Here’s a cool recipe from one of DDH’s hottest and most popular venison cookbooks, We Kill It We Grill It. The recipes are from our loyal readers and are sure to please.
Prep Time: 20 min
Cook Time: 8 min
Serves: 8 servings of 2 mini-burgers each
1/2 lb ground venison
1/2 lb ground pork
Salt and freshly ground black pepper
1 cup chopped white mushrooms (about 3 ounces of mushrooms)
1 cup chopped apples (about 2 apples)
2 ounces blue cheese (or your choice of cheese)
16 mini-potato rolls (the dinner-roll size)
Heat grill. Mix venison, pork, salt, pepper, mushrooms and apples, and form into 16 small patties. Grill to medium doneness and crumble blue cheese on top. Serve on potato rolls.
Tasty Venison Burgers
This is a super recipe from Stacy Harris, one of our longtime contributors. Be sure to check out her other recipes, tips and more on GameandGarden.com as well as her great cookbooks here, here and here or this super DVD here in ShopDeerHunting.com.
4 pounds venison (or lamb)
1 pound bacon
4 cloves garlic, minced or crushed
1 medium onion, finely chopped
1 Tablespoon Kosher salt
1 Tablespoon freshly ground pepper
6 Hamburger Buns
In a meat grinder, grind venison and bacon on the largest setting. This will keep your hamburgers light and juicy. Add onions, garlic, salt and pepper. Mix gently, but well.
Grill your hamburgers until just done. I did these on a flat top on my stove – I let them cook 5 minutes on one side then flip then and finish cooking about 4 minutes on the other side, depending on the thickness of your patties. Don’t overcook, but make sure the pork is completely cooked.

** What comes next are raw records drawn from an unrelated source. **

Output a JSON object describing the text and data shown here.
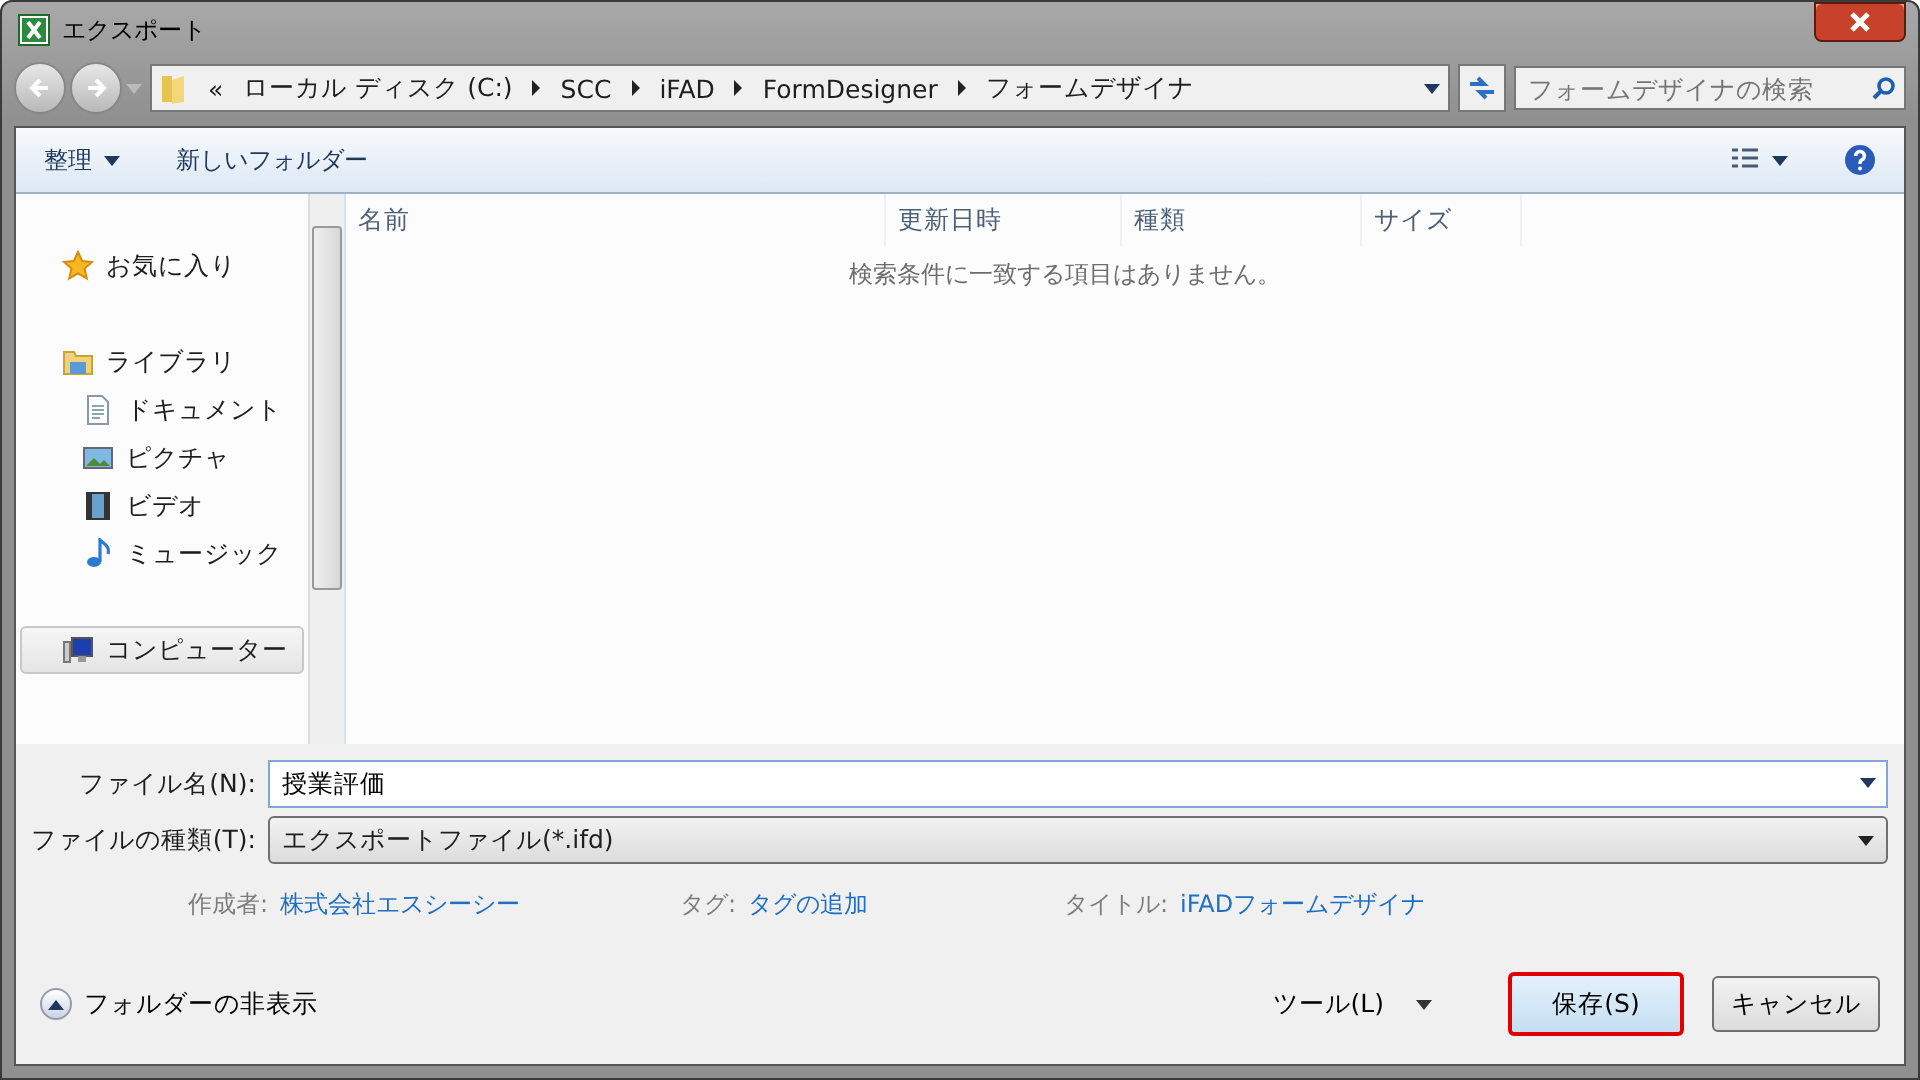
{
  "window": {
    "title": "エクスポート"
  },
  "address_bar": {
    "overflow": "«",
    "path": [
      "ローカル ディスク (C:)",
      "SCC",
      "iFAD",
      "FormDesigner",
      "フォームデザイナ"
    ]
  },
  "search": {
    "placeholder": "フォームデザイナの検索"
  },
  "toolbar": {
    "organize": "整理",
    "new_folder": "新しいフォルダー"
  },
  "sidebar": {
    "items": [
      {
        "label": "お気に入り",
        "kind": "favorites",
        "selected": false
      },
      {
        "label": "ライブラリ",
        "kind": "libraries",
        "selected": false,
        "children": [
          {
            "label": "ドキュメント",
            "kind": "documents",
            "selected": false
          },
          {
            "label": "ピクチャ",
            "kind": "pictures",
            "selected": false
          },
          {
            "label": "ビデオ",
            "kind": "videos",
            "selected": false
          },
          {
            "label": "ミュージック",
            "kind": "music",
            "selected": false
          }
        ]
      },
      {
        "label": "コンピューター",
        "kind": "computer",
        "selected": true
      }
    ]
  },
  "file_list": {
    "columns": [
      "名前",
      "更新日時",
      "種類",
      "サイズ"
    ],
    "empty_message": "検索条件に一致する項目はありません。"
  },
  "form": {
    "file_name_label": "ファイル名(N):",
    "file_name_value": "授業評価",
    "file_type_label": "ファイルの種類(T):",
    "file_type_value": "エクスポートファイル(*.ifd)"
  },
  "metadata": [
    {
      "label": "作成者:",
      "value": "株式会社エスシーシー"
    },
    {
      "label": "タグ:",
      "value": "タグの追加"
    },
    {
      "label": "タイトル:",
      "value": "iFADフォームデザイナ"
    }
  ],
  "hide_folders": "フォルダーの非表示",
  "tools": "ツール(L)",
  "buttons": [
    {
      "label": "保存(S)",
      "default": true
    },
    {
      "label": "キャンセル",
      "default": false
    }
  ]
}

Warm your buns on the flat top until they are slightly steamed. Serve them with Chipotle Mayonnaise (get the mayo recipe here), pickles and anything else you you like! Enjoy!